Your task is to extract the lines from the one holding "Parse this screenshot: output" through the end of the material. Set them down exactly and add nothing.

SUPPLIED DATA:

----

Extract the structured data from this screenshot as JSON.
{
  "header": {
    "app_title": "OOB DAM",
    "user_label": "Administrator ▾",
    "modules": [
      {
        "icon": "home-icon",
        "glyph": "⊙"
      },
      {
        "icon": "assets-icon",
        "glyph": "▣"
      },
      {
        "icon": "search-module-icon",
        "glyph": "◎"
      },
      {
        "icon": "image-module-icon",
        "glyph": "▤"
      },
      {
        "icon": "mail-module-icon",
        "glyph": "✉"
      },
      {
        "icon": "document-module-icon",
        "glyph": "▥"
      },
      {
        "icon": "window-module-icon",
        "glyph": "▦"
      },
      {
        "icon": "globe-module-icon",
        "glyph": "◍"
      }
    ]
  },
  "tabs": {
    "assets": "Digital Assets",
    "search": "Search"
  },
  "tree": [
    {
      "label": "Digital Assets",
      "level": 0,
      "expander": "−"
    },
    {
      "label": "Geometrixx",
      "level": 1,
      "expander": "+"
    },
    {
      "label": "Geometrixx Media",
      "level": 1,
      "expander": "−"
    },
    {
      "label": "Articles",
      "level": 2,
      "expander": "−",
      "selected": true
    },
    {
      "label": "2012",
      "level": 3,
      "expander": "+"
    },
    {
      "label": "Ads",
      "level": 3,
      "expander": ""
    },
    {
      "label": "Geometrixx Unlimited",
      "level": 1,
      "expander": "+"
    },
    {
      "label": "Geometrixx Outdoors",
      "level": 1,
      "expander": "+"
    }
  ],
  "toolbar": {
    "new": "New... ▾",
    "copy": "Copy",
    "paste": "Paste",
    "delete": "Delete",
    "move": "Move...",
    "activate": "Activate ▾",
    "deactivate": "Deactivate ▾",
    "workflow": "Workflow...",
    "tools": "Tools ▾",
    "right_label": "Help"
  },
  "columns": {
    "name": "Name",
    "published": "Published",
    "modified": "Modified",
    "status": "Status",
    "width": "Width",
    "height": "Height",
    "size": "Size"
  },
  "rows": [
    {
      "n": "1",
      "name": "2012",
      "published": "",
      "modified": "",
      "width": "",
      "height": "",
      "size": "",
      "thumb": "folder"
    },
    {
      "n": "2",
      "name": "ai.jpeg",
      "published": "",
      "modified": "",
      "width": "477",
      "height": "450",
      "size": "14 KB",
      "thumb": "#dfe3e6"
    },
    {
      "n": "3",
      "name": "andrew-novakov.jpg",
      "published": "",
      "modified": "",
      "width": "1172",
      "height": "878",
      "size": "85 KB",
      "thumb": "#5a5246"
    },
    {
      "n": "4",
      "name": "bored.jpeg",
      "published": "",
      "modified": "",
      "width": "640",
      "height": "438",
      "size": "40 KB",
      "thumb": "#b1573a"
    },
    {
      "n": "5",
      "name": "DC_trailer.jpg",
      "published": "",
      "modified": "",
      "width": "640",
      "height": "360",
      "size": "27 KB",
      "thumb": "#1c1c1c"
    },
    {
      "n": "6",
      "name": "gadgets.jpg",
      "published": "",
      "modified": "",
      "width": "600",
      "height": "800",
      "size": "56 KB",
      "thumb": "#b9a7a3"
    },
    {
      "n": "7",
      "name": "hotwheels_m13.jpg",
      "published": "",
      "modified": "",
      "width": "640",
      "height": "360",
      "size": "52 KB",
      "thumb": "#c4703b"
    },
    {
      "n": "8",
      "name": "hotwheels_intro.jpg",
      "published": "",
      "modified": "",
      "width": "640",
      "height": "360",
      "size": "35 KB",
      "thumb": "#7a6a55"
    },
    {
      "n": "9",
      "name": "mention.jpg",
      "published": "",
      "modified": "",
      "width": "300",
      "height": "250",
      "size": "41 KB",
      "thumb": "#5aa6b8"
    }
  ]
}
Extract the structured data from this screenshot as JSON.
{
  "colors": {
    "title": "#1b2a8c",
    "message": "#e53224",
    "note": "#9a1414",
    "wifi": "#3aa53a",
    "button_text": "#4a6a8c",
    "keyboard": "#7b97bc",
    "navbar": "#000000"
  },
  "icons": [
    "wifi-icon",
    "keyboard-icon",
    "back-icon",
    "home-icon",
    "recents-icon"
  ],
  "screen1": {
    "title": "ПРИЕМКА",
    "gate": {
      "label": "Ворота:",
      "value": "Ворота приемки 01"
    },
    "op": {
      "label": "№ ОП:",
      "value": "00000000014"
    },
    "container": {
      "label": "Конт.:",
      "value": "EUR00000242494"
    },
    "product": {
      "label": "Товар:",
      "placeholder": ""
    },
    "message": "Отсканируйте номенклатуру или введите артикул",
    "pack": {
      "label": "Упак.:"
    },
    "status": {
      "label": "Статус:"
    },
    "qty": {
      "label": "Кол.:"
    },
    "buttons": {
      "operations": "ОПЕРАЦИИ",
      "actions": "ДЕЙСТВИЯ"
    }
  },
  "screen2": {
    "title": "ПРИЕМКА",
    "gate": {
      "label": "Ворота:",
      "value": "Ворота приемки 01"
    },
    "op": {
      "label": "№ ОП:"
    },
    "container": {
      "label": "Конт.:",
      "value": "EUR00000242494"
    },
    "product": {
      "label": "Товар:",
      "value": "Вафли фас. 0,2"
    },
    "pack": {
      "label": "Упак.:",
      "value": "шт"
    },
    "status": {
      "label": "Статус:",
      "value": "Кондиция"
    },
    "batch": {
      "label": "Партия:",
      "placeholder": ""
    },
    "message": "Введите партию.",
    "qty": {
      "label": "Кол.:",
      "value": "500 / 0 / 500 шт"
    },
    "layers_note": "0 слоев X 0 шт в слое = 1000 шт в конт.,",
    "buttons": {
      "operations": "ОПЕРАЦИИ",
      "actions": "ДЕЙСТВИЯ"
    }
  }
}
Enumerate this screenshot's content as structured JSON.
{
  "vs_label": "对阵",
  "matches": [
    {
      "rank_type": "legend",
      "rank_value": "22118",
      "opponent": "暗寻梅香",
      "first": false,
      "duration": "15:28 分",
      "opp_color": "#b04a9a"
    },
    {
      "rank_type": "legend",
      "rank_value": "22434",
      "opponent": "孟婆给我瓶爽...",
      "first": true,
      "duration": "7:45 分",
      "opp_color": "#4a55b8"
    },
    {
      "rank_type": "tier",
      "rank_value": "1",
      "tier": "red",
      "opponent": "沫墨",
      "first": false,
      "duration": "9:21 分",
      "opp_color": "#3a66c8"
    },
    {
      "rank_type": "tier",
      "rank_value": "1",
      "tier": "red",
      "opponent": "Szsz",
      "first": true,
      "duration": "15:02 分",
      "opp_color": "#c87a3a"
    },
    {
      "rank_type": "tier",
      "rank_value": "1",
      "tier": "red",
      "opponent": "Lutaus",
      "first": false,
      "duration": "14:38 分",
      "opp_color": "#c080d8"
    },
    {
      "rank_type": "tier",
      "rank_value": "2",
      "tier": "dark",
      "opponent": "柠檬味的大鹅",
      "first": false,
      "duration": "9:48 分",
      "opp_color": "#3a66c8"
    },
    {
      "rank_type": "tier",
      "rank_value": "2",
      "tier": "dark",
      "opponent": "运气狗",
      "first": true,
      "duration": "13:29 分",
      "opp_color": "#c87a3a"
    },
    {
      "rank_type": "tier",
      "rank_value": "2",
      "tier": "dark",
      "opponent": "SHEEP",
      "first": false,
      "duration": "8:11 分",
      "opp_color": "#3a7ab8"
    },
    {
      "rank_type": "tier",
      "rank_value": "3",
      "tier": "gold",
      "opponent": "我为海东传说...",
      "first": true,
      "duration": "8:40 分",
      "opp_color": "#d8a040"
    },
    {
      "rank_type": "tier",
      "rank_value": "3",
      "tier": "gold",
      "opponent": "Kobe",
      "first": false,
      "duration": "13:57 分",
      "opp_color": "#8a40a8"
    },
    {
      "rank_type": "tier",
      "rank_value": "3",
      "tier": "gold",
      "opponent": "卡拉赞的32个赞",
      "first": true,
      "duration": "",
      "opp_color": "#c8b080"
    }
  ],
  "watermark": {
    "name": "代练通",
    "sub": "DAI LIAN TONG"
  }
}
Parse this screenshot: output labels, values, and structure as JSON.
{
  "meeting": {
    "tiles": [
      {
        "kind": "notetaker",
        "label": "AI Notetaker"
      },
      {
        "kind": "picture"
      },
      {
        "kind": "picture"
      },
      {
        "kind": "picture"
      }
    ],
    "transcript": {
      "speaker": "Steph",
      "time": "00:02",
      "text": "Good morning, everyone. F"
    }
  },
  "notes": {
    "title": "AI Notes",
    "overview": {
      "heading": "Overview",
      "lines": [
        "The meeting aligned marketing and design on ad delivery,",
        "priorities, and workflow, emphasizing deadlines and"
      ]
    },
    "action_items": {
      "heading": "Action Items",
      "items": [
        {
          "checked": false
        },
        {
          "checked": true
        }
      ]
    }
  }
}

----

RESULT OF THE EXERCISE:
Parse this screenshot: output labels, values, and structure as JSON.
{
  "meeting": {
    "tiles": [
      {
        "kind": "notetaker",
        "label": "AI Notetaker"
      },
      {
        "kind": "picture"
      },
      {
        "kind": "picture"
      },
      {
        "kind": "picture"
      }
    ],
    "transcript": {
      "speaker": "Steph",
      "time": "00:02",
      "text": "Good morning, everyone. F"
    }
  },
  "notes": {
    "title": "AI Notes",
    "overview": {
      "heading": "Overview",
      "lines": [
        "The meeting aligned marketing and design on ad delivery,",
        "priorities, and workflow, emphasizing deadlines and"
      ]
    },
    "action_items": {
      "heading": "Action Items",
      "items": [
        {
          "checked": false
        },
        {
          "checked": true
        }
      ]
    }
  }
}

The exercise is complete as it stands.